Element data from apps and pages
.....

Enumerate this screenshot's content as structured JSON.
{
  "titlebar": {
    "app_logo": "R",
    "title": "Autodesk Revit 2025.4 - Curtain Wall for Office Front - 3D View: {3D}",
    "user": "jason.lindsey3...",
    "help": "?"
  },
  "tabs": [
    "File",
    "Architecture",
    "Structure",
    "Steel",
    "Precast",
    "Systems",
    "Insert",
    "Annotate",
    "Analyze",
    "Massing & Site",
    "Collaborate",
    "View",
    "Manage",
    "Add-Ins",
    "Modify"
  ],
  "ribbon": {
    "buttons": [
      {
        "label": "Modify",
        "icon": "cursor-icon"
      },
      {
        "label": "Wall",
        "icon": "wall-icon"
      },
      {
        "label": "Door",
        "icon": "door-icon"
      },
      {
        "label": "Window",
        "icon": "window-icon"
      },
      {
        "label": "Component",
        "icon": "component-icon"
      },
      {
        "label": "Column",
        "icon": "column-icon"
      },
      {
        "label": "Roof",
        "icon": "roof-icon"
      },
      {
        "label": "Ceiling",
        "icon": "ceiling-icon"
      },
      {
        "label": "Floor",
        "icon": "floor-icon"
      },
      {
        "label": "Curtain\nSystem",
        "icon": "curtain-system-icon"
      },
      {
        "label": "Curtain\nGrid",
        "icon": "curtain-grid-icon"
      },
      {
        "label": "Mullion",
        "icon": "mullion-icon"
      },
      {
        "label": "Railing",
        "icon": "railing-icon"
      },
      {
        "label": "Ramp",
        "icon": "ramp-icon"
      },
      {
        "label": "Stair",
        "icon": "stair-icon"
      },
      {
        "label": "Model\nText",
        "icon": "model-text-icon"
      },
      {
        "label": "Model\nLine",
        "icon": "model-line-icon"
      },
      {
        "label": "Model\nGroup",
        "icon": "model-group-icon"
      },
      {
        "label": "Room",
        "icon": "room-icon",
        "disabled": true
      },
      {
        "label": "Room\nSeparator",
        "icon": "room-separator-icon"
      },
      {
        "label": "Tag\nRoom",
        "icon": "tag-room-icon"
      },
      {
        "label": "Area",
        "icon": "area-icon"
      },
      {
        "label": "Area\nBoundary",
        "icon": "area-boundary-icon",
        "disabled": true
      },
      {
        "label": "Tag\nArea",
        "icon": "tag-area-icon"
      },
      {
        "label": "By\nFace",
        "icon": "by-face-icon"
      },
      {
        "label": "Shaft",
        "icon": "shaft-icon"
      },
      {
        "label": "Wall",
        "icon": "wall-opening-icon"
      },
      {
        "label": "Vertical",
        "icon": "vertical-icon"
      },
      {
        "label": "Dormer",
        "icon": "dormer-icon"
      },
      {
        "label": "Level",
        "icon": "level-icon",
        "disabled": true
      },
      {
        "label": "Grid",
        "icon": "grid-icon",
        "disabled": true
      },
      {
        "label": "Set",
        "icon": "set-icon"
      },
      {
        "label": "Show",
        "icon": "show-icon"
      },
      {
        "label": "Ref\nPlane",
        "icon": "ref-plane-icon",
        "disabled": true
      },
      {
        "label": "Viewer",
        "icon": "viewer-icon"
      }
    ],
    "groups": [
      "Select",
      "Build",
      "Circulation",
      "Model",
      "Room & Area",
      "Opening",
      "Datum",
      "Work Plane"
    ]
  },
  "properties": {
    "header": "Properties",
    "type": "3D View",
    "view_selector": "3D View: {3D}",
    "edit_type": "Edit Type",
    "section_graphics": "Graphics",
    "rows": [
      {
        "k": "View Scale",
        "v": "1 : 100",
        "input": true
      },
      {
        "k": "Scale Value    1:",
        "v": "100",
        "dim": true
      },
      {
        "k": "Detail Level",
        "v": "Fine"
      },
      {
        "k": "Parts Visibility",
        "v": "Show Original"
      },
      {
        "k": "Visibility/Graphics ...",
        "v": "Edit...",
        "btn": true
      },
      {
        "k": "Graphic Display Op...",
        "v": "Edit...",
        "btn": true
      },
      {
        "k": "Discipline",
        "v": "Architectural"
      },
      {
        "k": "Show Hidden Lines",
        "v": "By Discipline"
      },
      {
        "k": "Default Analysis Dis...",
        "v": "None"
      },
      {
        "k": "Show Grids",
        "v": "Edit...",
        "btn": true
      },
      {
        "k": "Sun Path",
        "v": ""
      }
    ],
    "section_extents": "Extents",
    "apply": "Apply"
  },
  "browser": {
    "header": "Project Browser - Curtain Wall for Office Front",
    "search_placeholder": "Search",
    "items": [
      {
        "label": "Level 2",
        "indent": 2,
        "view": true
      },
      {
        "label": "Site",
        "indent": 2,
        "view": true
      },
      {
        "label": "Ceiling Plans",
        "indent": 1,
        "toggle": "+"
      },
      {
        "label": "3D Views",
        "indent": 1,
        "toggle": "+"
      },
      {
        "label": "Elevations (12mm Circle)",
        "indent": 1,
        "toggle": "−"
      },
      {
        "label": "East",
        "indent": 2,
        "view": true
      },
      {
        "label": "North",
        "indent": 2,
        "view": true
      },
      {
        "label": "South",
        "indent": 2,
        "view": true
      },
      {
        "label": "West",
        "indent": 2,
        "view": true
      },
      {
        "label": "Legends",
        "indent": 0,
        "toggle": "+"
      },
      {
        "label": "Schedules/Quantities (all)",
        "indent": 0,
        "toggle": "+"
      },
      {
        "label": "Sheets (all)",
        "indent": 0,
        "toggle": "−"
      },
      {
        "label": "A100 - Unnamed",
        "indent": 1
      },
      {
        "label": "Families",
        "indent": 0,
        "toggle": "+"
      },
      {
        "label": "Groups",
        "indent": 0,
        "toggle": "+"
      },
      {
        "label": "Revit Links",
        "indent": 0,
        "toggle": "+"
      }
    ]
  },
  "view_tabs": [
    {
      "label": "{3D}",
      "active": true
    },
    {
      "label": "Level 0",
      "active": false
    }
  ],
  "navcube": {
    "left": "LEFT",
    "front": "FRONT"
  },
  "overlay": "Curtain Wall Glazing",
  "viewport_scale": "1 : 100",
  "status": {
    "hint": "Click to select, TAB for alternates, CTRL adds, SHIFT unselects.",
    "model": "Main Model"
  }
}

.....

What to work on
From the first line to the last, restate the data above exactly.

Output below
Enumerate this screenshot's content as structured JSON.
{
  "titlebar": {
    "app_logo": "R",
    "title": "Autodesk Revit 2025.4 - Curtain Wall for Office Front - 3D View: {3D}",
    "user": "jason.lindsey3...",
    "help": "?"
  },
  "tabs": [
    "File",
    "Architecture",
    "Structure",
    "Steel",
    "Precast",
    "Systems",
    "Insert",
    "Annotate",
    "Analyze",
    "Massing & Site",
    "Collaborate",
    "View",
    "Manage",
    "Add-Ins",
    "Modify"
  ],
  "ribbon": {
    "buttons": [
      {
        "label": "Modify",
        "icon": "cursor-icon"
      },
      {
        "label": "Wall",
        "icon": "wall-icon"
      },
      {
        "label": "Door",
        "icon": "door-icon"
      },
      {
        "label": "Window",
        "icon": "window-icon"
      },
      {
        "label": "Component",
        "icon": "component-icon"
      },
      {
        "label": "Column",
        "icon": "column-icon"
      },
      {
        "label": "Roof",
        "icon": "roof-icon"
      },
      {
        "label": "Ceiling",
        "icon": "ceiling-icon"
      },
      {
        "label": "Floor",
        "icon": "floor-icon"
      },
      {
        "label": "Curtain\nSystem",
        "icon": "curtain-system-icon"
      },
      {
        "label": "Curtain\nGrid",
        "icon": "curtain-grid-icon"
      },
      {
        "label": "Mullion",
        "icon": "mullion-icon"
      },
      {
        "label": "Railing",
        "icon": "railing-icon"
      },
      {
        "label": "Ramp",
        "icon": "ramp-icon"
      },
      {
        "label": "Stair",
        "icon": "stair-icon"
      },
      {
        "label": "Model\nText",
        "icon": "model-text-icon"
      },
      {
        "label": "Model\nLine",
        "icon": "model-line-icon"
      },
      {
        "label": "Model\nGroup",
        "icon": "model-group-icon"
      },
      {
        "label": "Room",
        "icon": "room-icon",
        "disabled": true
      },
      {
        "label": "Room\nSeparator",
        "icon": "room-separator-icon"
      },
      {
        "label": "Tag\nRoom",
        "icon": "tag-room-icon"
      },
      {
        "label": "Area",
        "icon": "area-icon"
      },
      {
        "label": "Area\nBoundary",
        "icon": "area-boundary-icon",
        "disabled": true
      },
      {
        "label": "Tag\nArea",
        "icon": "tag-area-icon"
      },
      {
        "label": "By\nFace",
        "icon": "by-face-icon"
      },
      {
        "label": "Shaft",
        "icon": "shaft-icon"
      },
      {
        "label": "Wall",
        "icon": "wall-opening-icon"
      },
      {
        "label": "Vertical",
        "icon": "vertical-icon"
      },
      {
        "label": "Dormer",
        "icon": "dormer-icon"
      },
      {
        "label": "Level",
        "icon": "level-icon",
        "disabled": true
      },
      {
        "label": "Grid",
        "icon": "grid-icon",
        "disabled": true
      },
      {
        "label": "Set",
        "icon": "set-icon"
      },
      {
        "label": "Show",
        "icon": "show-icon"
      },
      {
        "label": "Ref\nPlane",
        "icon": "ref-plane-icon",
        "disabled": true
      },
      {
        "label": "Viewer",
        "icon": "viewer-icon"
      }
    ],
    "groups": [
      "Select",
      "Build",
      "Circulation",
      "Model",
      "Room & Area",
      "Opening",
      "Datum",
      "Work Plane"
    ]
  },
  "properties": {
    "header": "Properties",
    "type": "3D View",
    "view_selector": "3D View: {3D}",
    "edit_type": "Edit Type",
    "section_graphics": "Graphics",
    "rows": [
      {
        "k": "View Scale",
        "v": "1 : 100",
        "input": true
      },
      {
        "k": "Scale Value    1:",
        "v": "100",
        "dim": true
      },
      {
        "k": "Detail Level",
        "v": "Fine"
      },
      {
        "k": "Parts Visibility",
        "v": "Show Original"
      },
      {
        "k": "Visibility/Graphics ...",
        "v": "Edit...",
        "btn": true
      },
      {
        "k": "Graphic Display Op...",
        "v": "Edit...",
        "btn": true
      },
      {
        "k": "Discipline",
        "v": "Architectural"
      },
      {
        "k": "Show Hidden Lines",
        "v": "By Discipline"
      },
      {
        "k": "Default Analysis Dis...",
        "v": "None"
      },
      {
        "k": "Show Grids",
        "v": "Edit...",
        "btn": true
      },
      {
        "k": "Sun Path",
        "v": ""
      }
    ],
    "section_extents": "Extents",
    "apply": "Apply"
  },
  "browser": {
    "header": "Project Browser - Curtain Wall for Office Front",
    "search_placeholder": "Search",
    "items": [
      {
        "label": "Level 2",
        "indent": 2,
        "view": true
      },
      {
        "label": "Site",
        "indent": 2,
        "view": true
      },
      {
        "label": "Ceiling Plans",
        "indent": 1,
        "toggle": "+"
      },
      {
        "label": "3D Views",
        "indent": 1,
        "toggle": "+"
      },
      {
        "label": "Elevations (12mm Circle)",
        "indent": 1,
        "toggle": "−"
      },
      {
        "label": "East",
        "indent": 2,
        "view": true
      },
      {
        "label": "North",
        "indent": 2,
        "view": true
      },
      {
        "label": "South",
        "indent": 2,
        "view": true
      },
      {
        "label": "West",
        "indent": 2,
        "view": true
      },
      {
        "label": "Legends",
        "indent": 0,
        "toggle": "+"
      },
      {
        "label": "Schedules/Quantities (all)",
        "indent": 0,
        "toggle": "+"
      },
      {
        "label": "Sheets (all)",
        "indent": 0,
        "toggle": "−"
      },
      {
        "label": "A100 - Unnamed",
        "indent": 1
      },
      {
        "label": "Families",
        "indent": 0,
        "toggle": "+"
      },
      {
        "label": "Groups",
        "indent": 0,
        "toggle": "+"
      },
      {
        "label": "Revit Links",
        "indent": 0,
        "toggle": "+"
      }
    ]
  },
  "view_tabs": [
    {
      "label": "{3D}",
      "active": true
    },
    {
      "label": "Level 0",
      "active": false
    }
  ],
  "navcube": {
    "left": "LEFT",
    "front": "FRONT"
  },
  "overlay": "Curtain Wall Glazing",
  "viewport_scale": "1 : 100",
  "status": {
    "hint": "Click to select, TAB for alternates, CTRL adds, SHIFT unselects.",
    "model": "Main Model"
  }
}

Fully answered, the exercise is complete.